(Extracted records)
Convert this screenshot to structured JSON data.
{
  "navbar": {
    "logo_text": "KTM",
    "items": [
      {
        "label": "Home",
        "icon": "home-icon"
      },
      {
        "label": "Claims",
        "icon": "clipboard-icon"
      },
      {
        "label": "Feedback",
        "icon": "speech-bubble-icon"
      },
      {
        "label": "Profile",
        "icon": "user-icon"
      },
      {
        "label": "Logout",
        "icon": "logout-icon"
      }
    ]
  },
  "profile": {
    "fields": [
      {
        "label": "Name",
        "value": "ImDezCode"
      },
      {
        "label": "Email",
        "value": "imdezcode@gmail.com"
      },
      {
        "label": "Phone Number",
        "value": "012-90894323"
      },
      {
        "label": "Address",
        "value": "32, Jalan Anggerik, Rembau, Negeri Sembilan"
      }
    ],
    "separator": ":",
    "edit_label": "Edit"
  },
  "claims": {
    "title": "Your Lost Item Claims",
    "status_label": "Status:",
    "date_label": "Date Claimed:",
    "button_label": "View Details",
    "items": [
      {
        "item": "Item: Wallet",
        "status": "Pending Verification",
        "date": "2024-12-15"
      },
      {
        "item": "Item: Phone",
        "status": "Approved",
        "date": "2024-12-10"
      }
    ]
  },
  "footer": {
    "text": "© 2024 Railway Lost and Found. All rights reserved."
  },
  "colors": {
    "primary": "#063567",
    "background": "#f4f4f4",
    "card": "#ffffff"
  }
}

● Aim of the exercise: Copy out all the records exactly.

● Written solution:
Convert this screenshot to structured JSON data.
{
  "navbar": {
    "logo_text": "KTM",
    "items": [
      {
        "label": "Home",
        "icon": "home-icon"
      },
      {
        "label": "Claims",
        "icon": "clipboard-icon"
      },
      {
        "label": "Feedback",
        "icon": "speech-bubble-icon"
      },
      {
        "label": "Profile",
        "icon": "user-icon"
      },
      {
        "label": "Logout",
        "icon": "logout-icon"
      }
    ]
  },
  "profile": {
    "fields": [
      {
        "label": "Name",
        "value": "ImDezCode"
      },
      {
        "label": "Email",
        "value": "imdezcode@gmail.com"
      },
      {
        "label": "Phone Number",
        "value": "012-90894323"
      },
      {
        "label": "Address",
        "value": "32, Jalan Anggerik, Rembau, Negeri Sembilan"
      }
    ],
    "separator": ":",
    "edit_label": "Edit"
  },
  "claims": {
    "title": "Your Lost Item Claims",
    "status_label": "Status:",
    "date_label": "Date Claimed:",
    "button_label": "View Details",
    "items": [
      {
        "item": "Item: Wallet",
        "status": "Pending Verification",
        "date": "2024-12-15"
      },
      {
        "item": "Item: Phone",
        "status": "Approved",
        "date": "2024-12-10"
      }
    ]
  },
  "footer": {
    "text": "© 2024 Railway Lost and Found. All rights reserved."
  },
  "colors": {
    "primary": "#063567",
    "background": "#f4f4f4",
    "card": "#ffffff"
  }
}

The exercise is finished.